What needs to be done:
Only the lines from the one that contains "What data populates" through the last line of the records should appear, each printed exactly as it is.

Source material:
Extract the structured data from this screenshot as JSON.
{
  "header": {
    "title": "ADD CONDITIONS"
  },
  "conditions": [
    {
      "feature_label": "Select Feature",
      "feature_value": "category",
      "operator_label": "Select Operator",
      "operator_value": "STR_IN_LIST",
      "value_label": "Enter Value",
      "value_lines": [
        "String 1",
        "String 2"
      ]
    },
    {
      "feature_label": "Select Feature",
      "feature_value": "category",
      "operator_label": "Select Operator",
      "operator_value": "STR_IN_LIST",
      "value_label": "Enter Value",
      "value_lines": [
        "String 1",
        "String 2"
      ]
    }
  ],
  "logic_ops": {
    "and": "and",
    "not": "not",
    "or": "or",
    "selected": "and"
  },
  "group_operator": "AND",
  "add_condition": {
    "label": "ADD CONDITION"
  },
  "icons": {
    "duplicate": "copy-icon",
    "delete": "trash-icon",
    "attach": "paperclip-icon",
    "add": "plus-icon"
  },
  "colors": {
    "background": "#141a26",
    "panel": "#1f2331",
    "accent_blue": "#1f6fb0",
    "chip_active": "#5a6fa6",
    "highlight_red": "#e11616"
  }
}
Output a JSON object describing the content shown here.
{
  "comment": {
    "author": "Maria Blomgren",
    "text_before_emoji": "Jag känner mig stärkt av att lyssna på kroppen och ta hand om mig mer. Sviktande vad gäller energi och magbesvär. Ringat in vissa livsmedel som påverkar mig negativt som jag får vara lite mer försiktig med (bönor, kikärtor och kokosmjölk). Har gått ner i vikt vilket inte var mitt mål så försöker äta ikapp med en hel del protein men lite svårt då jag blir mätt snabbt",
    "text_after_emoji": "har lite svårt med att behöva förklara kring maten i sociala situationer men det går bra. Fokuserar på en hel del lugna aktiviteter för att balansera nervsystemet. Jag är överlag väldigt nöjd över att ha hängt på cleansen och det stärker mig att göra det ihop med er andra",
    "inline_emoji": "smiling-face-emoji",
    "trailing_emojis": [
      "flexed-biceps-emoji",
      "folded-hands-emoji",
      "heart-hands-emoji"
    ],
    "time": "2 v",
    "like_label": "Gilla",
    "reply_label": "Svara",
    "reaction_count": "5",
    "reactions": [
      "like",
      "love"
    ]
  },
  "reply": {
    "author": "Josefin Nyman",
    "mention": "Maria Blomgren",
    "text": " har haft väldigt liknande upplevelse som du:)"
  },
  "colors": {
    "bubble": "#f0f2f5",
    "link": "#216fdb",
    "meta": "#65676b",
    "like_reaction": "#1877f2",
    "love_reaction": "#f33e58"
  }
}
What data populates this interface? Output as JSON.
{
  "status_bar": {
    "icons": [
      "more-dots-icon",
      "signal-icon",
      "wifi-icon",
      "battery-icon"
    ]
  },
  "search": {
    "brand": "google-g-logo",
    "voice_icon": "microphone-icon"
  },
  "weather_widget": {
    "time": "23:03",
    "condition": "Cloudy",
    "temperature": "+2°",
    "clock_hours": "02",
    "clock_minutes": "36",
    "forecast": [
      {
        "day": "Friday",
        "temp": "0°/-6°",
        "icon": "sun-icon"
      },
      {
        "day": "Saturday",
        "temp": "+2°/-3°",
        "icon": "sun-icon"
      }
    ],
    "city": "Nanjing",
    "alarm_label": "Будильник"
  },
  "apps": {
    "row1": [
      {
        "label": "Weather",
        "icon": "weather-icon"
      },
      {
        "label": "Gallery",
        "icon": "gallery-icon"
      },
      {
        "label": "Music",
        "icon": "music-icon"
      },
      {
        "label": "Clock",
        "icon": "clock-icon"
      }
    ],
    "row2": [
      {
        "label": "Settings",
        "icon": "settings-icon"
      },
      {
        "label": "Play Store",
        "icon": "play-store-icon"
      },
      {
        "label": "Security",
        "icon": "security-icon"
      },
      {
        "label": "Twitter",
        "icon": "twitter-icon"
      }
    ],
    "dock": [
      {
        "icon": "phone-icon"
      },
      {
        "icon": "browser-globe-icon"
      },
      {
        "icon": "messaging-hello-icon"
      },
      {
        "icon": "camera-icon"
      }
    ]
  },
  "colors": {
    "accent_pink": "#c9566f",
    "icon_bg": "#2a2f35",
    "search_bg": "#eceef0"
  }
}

Written solution:
What data populates this interface? Output as JSON.
{
  "status_bar": {
    "icons": [
      "more-dots-icon",
      "signal-icon",
      "wifi-icon",
      "battery-icon"
    ]
  },
  "search": {
    "brand": "google-g-logo",
    "voice_icon": "microphone-icon"
  },
  "weather_widget": {
    "time": "23:03",
    "condition": "Cloudy",
    "temperature": "+2°",
    "clock_hours": "02",
    "clock_minutes": "36",
    "forecast": [
      {
        "day": "Friday",
        "temp": "0°/-6°",
        "icon": "sun-icon"
      },
      {
        "day": "Saturday",
        "temp": "+2°/-3°",
        "icon": "sun-icon"
      }
    ],
    "city": "Nanjing",
    "alarm_label": "Будильник"
  },
  "apps": {
    "row1": [
      {
        "label": "Weather",
        "icon": "weather-icon"
      },
      {
        "label": "Gallery",
        "icon": "gallery-icon"
      },
      {
        "label": "Music",
        "icon": "music-icon"
      },
      {
        "label": "Clock",
        "icon": "clock-icon"
      }
    ],
    "row2": [
      {
        "label": "Settings",
        "icon": "settings-icon"
      },
      {
        "label": "Play Store",
        "icon": "play-store-icon"
      },
      {
        "label": "Security",
        "icon": "security-icon"
      },
      {
        "label": "Twitter",
        "icon": "twitter-icon"
      }
    ],
    "dock": [
      {
        "icon": "phone-icon"
      },
      {
        "icon": "browser-globe-icon"
      },
      {
        "icon": "messaging-hello-icon"
      },
      {
        "icon": "camera-icon"
      }
    ]
  },
  "colors": {
    "accent_pink": "#c9566f",
    "icon_bg": "#2a2f35",
    "search_bg": "#eceef0"
  }
}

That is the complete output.